ASD in DSM-5 41 personnel may not experience fear at the time of trauma exposure because they are focused on their duties, or those who sustain a mild traumatic brain injury (mTBI) may not have an emotional reaction at the time because of impaired consciousness. For these reasons, it was decided to delete the subjective feature of the stressor criterion from both PTSD and ASD. Having satisfied the stressor criterion, the person then needs to meet nine of possible 14 symptoms of ASD. Apart from modifying wording of specific items to be consistent with PTSD symptoms in DSM-5, the specific ASD symptoms in DSM-5 are generally comparable to those in DSM-IV with a few modifications.
Instead, it was progressed into DSM-IV rather late in the development of DSM, and accordingly was introduced without adequate testing or review (Bryant & Harvey, 1997). I mention this because it partly explains why there was strong criticism of the diagnosis when it was finally released. We consider these criticisms shortly. ASD was defined in DSM-IV with many similarities, but also with a number of stark differences, from the PTSD criteria.

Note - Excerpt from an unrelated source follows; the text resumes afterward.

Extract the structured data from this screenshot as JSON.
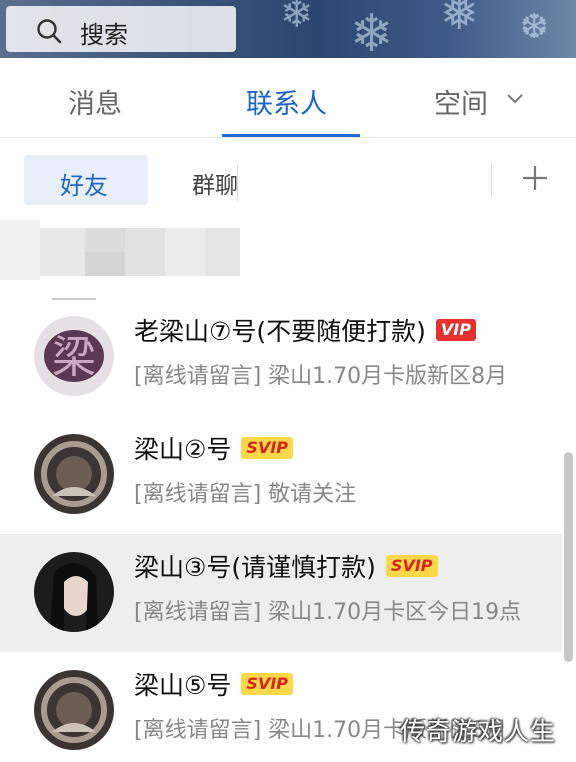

Both disorders required that the person experience or witness a significantly threatening experience, and that he or she respond to this event with fear, horror, or 22 THEORETICAL AND EMPIRICAL ISSUES helplessness.